Aloof and almost rude, she struggles to make emotional connections with most people. Through a chance encounter, Josee stumbles upon a younger twenty-two year old, named Tsuneo Suzukawa. He is the representation of hopes, dreams, and youth. Filled with a love for the sea and diving, he wishes to go to Mexico to study abroad and swim in wider seas. 

Josee’s overprotective grandmother hires Tsuneo as a caretaker for Josee, and the two start to build a relationship. Slowly, the two realize they have feelings for each other. 

Tragedy strikes, however, and Tsuneo’s and Josee’s roles are reversed. Tsuneo suffers a car accident, and falls into a depression, giving up on his dreams after being informed that he too, will end up unable to run fast or swim far. 

Josee writes a picture book for Tsuneo and reads it to him at one of the most emotional moments in the film. Inspired by Josee, Tsuneo overcomes his doubt and sets off for Mexico nevertheless, and comes back at the end of the movie to profess his love for Josee. 

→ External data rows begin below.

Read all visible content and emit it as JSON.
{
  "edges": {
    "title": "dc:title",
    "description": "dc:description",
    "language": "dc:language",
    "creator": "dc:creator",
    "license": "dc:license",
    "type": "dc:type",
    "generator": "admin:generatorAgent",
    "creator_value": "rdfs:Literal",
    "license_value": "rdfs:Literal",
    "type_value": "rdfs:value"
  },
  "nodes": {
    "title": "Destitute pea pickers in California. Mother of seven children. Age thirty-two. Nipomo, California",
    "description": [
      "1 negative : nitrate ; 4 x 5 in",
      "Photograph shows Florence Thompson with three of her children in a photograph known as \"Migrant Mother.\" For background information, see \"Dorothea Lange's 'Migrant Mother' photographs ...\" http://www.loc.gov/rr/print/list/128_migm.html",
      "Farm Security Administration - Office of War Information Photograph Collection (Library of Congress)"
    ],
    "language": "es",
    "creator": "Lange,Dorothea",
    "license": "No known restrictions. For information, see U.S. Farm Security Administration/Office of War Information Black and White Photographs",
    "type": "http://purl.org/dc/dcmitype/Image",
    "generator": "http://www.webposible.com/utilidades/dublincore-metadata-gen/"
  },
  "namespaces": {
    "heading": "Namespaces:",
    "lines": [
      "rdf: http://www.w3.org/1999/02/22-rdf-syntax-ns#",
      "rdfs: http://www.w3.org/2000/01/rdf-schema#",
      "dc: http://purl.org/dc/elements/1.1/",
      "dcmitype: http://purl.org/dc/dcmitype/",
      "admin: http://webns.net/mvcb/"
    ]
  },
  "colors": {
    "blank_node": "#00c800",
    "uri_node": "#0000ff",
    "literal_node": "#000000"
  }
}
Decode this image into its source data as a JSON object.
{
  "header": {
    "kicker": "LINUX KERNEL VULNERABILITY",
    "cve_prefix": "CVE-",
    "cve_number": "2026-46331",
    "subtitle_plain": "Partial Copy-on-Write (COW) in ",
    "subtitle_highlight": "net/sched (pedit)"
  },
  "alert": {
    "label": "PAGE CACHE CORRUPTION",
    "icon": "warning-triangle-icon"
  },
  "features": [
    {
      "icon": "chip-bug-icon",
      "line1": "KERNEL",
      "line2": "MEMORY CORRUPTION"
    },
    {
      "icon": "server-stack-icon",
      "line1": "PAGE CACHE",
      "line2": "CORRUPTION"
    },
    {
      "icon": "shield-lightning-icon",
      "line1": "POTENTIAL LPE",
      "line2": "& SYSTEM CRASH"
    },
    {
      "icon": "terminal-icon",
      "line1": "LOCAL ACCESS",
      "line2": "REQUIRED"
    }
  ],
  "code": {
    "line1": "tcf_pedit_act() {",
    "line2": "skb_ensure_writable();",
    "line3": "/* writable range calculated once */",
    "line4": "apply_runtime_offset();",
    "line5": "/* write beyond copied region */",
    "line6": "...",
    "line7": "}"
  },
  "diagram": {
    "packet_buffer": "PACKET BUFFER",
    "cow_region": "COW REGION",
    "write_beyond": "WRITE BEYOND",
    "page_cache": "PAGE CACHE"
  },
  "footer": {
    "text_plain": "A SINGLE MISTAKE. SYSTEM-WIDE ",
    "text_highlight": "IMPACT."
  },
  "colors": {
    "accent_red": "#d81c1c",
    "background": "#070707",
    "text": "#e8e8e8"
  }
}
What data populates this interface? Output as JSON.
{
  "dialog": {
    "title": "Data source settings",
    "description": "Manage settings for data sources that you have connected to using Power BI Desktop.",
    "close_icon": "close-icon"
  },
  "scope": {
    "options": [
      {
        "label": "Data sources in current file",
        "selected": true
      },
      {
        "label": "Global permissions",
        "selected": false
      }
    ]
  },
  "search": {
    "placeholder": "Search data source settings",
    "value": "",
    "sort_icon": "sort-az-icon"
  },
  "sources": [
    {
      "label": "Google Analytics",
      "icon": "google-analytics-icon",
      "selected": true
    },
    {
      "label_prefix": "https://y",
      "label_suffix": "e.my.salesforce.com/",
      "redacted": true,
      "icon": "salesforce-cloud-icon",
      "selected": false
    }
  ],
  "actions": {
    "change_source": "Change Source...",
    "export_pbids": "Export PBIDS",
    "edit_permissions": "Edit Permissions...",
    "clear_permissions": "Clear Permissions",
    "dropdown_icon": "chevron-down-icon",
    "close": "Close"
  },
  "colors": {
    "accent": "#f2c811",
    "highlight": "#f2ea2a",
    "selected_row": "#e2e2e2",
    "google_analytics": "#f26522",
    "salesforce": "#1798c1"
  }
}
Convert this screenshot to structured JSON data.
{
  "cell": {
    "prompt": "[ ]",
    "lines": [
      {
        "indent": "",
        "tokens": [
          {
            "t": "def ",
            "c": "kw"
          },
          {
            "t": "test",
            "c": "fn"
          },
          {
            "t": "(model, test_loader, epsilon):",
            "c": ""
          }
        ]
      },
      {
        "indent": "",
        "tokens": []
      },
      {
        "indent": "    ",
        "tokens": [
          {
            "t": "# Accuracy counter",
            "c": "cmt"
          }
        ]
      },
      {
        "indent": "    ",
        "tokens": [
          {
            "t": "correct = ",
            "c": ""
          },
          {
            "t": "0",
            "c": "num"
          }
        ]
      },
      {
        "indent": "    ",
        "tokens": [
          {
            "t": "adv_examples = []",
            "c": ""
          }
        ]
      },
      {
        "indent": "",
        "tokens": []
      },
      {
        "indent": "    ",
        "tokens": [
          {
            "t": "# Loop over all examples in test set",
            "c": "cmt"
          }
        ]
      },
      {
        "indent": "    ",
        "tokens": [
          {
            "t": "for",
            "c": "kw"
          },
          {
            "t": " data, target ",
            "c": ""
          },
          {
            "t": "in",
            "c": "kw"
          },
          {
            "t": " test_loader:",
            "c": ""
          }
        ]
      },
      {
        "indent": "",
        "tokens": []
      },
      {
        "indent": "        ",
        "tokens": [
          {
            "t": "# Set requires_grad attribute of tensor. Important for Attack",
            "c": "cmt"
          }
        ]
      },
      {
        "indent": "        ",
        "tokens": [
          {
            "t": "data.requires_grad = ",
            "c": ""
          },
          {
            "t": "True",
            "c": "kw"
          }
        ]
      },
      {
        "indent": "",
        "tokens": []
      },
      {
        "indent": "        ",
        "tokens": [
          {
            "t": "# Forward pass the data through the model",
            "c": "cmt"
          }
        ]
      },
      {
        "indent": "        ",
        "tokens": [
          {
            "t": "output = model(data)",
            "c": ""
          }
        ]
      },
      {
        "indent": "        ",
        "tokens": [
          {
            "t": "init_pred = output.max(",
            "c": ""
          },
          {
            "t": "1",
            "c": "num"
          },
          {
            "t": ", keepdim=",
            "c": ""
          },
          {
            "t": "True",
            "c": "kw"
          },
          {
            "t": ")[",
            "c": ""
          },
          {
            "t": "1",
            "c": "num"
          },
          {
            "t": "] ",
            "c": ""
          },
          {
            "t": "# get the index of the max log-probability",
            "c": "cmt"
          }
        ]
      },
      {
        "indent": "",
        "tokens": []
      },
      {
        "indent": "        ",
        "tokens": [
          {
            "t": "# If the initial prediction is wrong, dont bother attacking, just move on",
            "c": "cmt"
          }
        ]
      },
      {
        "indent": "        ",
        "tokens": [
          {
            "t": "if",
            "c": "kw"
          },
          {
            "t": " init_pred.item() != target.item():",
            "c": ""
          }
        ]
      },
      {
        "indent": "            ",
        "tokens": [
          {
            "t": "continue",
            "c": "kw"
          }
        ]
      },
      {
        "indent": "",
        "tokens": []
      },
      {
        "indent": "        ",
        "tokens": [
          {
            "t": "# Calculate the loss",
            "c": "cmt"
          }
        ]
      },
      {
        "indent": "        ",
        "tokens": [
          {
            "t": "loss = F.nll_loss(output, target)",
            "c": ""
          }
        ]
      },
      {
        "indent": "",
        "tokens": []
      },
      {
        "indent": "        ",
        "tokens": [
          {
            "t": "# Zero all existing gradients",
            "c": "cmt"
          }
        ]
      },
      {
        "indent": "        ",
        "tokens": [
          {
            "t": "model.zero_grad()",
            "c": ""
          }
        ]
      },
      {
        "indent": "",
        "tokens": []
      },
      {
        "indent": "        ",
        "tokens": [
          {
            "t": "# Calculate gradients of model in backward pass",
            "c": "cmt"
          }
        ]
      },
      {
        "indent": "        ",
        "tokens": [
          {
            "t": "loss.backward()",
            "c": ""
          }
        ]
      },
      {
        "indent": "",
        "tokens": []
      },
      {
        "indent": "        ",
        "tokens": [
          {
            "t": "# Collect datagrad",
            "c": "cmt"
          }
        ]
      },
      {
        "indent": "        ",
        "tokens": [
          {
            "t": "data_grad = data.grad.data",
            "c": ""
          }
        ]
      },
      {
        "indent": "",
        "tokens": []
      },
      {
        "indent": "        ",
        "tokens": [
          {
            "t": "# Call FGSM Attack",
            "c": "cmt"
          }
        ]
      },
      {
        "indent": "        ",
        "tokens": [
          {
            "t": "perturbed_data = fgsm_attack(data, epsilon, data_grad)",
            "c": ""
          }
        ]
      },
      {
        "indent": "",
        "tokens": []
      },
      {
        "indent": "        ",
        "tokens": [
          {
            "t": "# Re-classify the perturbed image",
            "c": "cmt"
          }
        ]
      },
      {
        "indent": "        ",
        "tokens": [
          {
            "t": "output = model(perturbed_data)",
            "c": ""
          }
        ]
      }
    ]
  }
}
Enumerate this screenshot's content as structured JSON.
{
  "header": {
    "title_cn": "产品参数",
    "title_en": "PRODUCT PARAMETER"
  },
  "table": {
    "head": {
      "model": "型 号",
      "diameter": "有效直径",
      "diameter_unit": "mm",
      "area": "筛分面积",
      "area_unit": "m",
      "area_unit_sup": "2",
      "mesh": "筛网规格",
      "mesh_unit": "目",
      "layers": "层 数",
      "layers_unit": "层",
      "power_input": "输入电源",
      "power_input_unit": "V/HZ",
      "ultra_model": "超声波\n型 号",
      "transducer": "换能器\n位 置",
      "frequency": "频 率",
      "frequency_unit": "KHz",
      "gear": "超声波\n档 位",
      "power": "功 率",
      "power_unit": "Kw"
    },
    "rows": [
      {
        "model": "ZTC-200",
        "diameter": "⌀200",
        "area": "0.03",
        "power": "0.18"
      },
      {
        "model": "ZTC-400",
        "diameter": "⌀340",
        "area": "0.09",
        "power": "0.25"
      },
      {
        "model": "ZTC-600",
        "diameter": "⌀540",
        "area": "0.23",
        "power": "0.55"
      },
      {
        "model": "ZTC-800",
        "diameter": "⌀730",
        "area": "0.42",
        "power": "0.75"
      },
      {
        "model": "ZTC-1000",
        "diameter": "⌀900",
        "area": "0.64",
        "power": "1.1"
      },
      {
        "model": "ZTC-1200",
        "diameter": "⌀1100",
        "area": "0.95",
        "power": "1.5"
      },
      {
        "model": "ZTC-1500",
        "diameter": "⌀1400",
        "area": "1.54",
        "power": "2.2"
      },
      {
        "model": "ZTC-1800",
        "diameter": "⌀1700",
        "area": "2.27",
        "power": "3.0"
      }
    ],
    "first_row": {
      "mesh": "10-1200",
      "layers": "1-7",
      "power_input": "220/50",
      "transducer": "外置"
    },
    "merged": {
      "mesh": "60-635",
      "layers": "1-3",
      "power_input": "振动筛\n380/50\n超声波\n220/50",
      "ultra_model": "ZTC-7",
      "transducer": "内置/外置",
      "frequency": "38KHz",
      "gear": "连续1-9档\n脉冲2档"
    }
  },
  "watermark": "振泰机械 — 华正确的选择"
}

Emotion over Rationale; Realism over Romanticism

Story and thematic message are not necessarily the movie’s strong suits, but its emotion makes up for the solid but not spectacular storyline. The most profound moments aren’t the climactic scenes, but the emotional and aesthetic ones. 

In particular, a scene where Tsuneo picks Josee up at a beach she had always wanted to go to under a setting sun, and a scene where Josee reads a children’s book she wrote herself to a wheelchair-bound Tsuneo tug at the heartstrings quite delicately. 

Josee cries tears of happiness as Tsuneo picks her up under a beautiful sky in front of the ocean. (Kevin Zhu)

However, realism is the best quality of the film. No character is perfect, no character stays true to themselves the entire time. Josee is an apathetic and cynical character at the beginning of the movie, yet her self-given name is named after one of the most romantic characters to exist in literature; Tsuneo’s head is filled with dreams until it isn’t. The flat, one-dimensional characters overused in everyday media are completely overturned.

Josee, The Tiger, and The Fish presents a touching truth: the world is filled with tigers, but also with beautiful schools of fish.